### EXERCISE DESCRIPTION
I would like each line of the data that holds the word "SHIRTS" copied out.

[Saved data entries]
──────────────────────────────

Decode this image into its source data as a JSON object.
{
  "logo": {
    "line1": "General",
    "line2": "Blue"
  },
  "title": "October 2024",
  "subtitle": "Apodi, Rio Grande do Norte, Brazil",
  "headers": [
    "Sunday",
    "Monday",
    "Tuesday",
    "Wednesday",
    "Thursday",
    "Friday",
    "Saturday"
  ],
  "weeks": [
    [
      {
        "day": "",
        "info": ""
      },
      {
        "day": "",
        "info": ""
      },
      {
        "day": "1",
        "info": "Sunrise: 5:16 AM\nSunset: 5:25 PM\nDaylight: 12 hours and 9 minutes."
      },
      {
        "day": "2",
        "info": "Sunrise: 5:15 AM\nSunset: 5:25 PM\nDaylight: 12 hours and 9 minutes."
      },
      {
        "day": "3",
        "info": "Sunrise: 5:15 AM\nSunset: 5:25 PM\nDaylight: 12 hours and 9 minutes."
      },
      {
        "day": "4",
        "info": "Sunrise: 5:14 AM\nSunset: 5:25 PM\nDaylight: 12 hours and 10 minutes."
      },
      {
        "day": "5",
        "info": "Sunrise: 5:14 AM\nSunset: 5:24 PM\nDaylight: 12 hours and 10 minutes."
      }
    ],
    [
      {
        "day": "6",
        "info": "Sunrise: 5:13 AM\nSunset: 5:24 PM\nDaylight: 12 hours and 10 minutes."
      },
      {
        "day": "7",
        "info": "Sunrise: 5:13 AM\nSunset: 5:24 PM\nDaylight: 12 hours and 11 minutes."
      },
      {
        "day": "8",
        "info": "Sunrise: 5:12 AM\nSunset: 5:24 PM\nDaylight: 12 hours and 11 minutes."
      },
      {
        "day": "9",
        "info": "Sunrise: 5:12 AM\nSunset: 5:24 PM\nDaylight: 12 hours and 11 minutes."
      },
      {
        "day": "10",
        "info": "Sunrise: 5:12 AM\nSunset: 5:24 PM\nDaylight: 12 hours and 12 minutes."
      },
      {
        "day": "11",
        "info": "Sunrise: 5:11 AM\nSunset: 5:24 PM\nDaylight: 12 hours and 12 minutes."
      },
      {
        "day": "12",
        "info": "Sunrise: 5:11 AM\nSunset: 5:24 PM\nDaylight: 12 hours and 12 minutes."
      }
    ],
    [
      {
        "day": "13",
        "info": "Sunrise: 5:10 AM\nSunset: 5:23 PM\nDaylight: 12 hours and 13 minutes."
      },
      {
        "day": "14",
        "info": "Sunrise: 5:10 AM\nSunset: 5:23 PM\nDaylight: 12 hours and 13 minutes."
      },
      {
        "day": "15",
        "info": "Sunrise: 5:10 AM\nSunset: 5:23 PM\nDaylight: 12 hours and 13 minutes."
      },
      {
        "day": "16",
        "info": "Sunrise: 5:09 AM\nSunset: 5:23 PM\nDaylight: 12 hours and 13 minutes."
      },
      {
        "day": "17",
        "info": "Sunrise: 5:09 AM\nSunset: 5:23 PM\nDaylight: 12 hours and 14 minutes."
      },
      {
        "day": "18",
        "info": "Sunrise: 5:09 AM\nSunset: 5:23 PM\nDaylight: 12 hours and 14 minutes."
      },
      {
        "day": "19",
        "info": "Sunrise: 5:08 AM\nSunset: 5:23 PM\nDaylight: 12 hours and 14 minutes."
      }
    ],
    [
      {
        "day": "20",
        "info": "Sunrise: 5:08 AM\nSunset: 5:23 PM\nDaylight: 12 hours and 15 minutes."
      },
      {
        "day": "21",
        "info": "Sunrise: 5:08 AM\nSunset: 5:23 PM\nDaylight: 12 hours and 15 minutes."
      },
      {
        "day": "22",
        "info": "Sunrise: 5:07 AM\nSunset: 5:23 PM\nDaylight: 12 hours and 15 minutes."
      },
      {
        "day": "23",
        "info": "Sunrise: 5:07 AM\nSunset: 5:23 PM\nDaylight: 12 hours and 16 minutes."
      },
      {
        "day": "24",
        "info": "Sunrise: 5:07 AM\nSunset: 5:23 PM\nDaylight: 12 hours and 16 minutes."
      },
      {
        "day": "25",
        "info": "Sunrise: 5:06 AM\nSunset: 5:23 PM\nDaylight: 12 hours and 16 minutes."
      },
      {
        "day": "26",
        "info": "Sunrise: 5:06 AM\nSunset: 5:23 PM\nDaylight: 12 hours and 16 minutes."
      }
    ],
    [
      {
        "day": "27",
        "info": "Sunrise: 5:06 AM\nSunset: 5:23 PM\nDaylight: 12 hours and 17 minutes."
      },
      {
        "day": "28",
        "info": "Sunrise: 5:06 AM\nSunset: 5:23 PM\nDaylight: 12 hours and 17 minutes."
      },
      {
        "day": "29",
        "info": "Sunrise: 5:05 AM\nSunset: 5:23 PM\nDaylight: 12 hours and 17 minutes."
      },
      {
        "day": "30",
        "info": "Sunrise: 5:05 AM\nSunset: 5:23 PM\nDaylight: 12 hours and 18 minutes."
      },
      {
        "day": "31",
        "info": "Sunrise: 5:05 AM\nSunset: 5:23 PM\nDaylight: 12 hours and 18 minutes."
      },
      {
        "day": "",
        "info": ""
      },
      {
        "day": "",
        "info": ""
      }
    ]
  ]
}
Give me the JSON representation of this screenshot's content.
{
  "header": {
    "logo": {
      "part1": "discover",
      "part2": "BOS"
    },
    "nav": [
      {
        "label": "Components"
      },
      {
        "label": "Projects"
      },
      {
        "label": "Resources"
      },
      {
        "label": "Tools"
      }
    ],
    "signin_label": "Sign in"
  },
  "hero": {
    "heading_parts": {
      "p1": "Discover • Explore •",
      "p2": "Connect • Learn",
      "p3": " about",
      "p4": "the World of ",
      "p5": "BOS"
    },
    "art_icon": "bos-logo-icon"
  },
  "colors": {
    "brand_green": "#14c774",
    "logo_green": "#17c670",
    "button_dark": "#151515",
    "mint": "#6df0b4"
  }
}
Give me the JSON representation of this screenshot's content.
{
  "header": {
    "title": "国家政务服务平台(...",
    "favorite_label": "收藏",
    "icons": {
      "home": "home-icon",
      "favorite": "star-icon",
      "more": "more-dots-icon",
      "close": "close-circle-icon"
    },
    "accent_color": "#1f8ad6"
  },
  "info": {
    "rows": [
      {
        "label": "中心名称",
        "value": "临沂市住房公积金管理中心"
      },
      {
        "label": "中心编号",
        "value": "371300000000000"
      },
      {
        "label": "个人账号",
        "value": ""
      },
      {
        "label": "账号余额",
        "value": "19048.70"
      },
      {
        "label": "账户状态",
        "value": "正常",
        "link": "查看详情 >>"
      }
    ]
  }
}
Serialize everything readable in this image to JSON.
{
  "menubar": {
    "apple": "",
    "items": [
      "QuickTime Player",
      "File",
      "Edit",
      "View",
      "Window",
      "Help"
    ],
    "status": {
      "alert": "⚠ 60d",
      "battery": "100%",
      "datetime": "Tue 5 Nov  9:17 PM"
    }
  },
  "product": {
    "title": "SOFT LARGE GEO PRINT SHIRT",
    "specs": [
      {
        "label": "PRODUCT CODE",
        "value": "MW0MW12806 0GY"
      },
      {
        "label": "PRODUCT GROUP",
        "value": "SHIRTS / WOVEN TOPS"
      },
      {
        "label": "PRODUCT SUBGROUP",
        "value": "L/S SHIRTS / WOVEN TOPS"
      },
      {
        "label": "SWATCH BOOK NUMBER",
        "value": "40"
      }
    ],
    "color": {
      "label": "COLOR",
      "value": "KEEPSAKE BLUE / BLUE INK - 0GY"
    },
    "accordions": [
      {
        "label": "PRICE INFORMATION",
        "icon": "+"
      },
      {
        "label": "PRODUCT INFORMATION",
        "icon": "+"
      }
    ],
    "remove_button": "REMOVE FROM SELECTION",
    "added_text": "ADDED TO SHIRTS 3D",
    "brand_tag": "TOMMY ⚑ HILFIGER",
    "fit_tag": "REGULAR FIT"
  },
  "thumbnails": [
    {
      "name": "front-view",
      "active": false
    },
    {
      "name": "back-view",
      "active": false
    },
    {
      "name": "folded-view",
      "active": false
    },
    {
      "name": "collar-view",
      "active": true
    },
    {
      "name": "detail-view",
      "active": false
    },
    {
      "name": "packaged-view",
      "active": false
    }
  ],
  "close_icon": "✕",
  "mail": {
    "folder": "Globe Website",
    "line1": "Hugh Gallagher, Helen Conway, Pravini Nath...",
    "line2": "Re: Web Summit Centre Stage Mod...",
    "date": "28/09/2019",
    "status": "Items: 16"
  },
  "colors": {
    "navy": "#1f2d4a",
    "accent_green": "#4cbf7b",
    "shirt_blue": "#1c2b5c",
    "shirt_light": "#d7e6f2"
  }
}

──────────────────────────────

### TASK RESPONSE
        "value": "SHIRTS / WOVEN TOPS"
        "value": "L/S SHIRTS / WOVEN TOPS"
    "added_text": "ADDED TO SHIRTS 3D",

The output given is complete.